Dickens starts off Great Expectations by setting it in a churchyard. This immediately introduces a threatening atmosphere, which is also triggered by nature as well. It is a misty and wild scene both in setting, and in mood. “Savage lair” and ” overgrown,” suggests that the surroundings are almost alive. It also gives the reader the sense that there is something is watching Pip and lurking around him as he visits the graveyard. The hazy air and the “wind rushing in” adds suspense as it feels as if someone is closing in on him and almost touching him. This builds up the tension as another major character is introduced into Great Expectations.
Magwitch is presented as a “fearful man” and Dickens uses him to represent the lowest class as he is a criminal. However, his appearance betrays his character as will be revealed in chapter thirty-nine. Dickens is trying to create a contrast between the two sides of the convict. He establishes that Magwitch may not be what he seems to be from the outside. The boy makes such a deep impression on the criminal that he decides to aid him financially as Pip’s benefactor. The writer starts the plot off dynamically through rapidly introducing the scene and the protagonist and even presenting the conflict of the novel as Magwitch.
It gives us an idea about Pip’s past; he is an orphan and has five dead brothers. Dickens makes this especially effective by using a first person narrative view, which helps the reader believe that they are actually involved in a disclosing and intimate conversation that is taking place between Pip and the convict. The sense of tension is established almost immediately whilst the reader sympathises with Pip. The audience discovers that Pip leads a difficult life although he shows signs of innocence and an immature character. As the adult Pip narrates he says “I drew childish a childish conclusion”. This tells the audience that Pip is young and vulnerable with much to learn.

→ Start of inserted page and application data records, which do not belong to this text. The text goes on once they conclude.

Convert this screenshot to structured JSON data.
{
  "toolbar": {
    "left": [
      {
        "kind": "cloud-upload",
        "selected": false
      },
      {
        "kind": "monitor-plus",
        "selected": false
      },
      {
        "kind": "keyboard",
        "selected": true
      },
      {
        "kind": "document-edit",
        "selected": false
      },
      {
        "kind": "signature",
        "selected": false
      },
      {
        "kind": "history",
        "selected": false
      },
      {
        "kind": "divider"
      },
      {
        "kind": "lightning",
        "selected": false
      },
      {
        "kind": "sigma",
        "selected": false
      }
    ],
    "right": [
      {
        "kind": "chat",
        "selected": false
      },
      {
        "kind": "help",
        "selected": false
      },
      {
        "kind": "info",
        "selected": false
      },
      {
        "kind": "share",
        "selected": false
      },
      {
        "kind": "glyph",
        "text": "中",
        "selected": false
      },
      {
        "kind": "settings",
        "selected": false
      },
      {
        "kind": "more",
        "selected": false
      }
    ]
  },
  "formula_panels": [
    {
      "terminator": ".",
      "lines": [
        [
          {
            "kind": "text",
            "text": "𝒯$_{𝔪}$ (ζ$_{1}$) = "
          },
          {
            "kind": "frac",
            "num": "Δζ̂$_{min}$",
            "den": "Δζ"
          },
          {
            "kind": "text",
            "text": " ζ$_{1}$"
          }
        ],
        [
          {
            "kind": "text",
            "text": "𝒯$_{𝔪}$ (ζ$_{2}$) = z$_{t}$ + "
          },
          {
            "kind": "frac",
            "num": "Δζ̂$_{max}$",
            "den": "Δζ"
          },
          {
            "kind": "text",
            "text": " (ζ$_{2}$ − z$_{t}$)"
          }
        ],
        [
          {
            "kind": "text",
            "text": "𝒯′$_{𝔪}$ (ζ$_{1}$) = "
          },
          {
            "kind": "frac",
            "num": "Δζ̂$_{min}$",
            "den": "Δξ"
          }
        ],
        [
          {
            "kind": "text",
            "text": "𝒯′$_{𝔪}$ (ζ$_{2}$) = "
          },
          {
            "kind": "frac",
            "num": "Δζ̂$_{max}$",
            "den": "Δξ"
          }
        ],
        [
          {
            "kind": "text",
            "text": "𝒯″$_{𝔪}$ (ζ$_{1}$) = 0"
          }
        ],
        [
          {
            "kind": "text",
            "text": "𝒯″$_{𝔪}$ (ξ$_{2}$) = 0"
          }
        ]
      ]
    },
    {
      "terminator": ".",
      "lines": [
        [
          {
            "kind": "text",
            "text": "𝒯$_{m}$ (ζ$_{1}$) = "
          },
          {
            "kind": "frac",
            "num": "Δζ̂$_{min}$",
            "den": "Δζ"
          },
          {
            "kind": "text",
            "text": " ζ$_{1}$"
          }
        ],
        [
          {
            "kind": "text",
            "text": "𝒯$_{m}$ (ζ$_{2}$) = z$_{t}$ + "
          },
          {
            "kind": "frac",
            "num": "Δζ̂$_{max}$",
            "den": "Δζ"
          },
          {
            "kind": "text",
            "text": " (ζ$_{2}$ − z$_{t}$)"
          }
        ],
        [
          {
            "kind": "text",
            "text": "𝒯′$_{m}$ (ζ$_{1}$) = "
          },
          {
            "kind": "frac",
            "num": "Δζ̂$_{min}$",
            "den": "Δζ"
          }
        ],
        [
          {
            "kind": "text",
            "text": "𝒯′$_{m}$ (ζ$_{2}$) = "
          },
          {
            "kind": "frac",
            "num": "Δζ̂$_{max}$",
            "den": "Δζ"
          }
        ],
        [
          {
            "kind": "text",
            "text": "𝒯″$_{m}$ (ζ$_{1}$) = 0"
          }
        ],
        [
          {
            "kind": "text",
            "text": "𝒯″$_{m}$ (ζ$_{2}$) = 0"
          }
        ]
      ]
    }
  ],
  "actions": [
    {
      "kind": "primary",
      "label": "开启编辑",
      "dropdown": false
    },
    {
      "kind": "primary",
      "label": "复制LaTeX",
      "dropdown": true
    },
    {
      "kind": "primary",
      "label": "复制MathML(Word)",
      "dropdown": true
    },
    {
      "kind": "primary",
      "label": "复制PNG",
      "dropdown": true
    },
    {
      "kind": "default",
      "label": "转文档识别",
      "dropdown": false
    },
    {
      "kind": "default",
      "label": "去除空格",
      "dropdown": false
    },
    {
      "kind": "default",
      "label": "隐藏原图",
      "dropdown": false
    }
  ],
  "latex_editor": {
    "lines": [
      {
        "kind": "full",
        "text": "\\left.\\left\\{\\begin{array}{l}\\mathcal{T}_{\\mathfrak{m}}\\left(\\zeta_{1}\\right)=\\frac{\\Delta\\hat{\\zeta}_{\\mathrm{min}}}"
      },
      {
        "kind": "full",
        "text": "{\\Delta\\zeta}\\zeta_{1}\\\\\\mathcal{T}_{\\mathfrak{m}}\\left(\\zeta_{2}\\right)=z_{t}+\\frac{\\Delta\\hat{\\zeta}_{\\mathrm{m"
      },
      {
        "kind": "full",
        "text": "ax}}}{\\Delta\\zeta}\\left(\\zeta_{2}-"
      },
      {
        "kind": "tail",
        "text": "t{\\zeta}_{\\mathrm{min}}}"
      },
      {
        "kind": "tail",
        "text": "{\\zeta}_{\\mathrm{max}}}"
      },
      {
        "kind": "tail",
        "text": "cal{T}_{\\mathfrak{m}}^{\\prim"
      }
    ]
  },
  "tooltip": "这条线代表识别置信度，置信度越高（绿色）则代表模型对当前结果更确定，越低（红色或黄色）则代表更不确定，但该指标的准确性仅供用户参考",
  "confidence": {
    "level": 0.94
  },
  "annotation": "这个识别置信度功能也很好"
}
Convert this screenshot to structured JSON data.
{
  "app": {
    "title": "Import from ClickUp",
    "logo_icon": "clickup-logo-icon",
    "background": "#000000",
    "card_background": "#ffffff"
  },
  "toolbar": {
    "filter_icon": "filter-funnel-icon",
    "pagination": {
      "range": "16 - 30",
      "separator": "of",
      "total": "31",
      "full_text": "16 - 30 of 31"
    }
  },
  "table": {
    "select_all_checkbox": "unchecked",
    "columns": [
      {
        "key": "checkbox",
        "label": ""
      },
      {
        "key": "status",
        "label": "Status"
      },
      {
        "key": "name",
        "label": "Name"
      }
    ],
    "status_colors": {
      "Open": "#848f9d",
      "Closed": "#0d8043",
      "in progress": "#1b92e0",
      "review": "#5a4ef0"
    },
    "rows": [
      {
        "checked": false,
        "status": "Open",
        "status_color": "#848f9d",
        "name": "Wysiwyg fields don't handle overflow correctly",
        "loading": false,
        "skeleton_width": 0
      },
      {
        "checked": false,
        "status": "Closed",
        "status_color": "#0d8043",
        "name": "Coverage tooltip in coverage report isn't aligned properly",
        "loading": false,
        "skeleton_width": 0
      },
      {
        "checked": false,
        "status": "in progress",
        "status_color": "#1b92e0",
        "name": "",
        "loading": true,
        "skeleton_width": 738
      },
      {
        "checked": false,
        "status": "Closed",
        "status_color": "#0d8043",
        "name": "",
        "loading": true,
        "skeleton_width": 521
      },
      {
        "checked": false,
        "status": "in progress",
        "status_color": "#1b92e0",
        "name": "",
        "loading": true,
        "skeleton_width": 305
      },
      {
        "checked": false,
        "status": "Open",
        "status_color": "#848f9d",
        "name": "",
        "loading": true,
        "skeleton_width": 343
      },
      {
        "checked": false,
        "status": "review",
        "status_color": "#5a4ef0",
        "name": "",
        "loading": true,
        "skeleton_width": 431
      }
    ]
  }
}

Because Pip is an orphan, he can be seen as an exposed child. He also shows himself to be alone in the sense he has no history. “I called myself Pip, and came to be called Pip”, this shows us how he has had to invent his own identity because he has no one, which ultimately makes him no one. Although he does live with his sister, he does not share the same name as her, “Mrs Joe Gargery”. This makes Pip seem even more isolated and defenceless.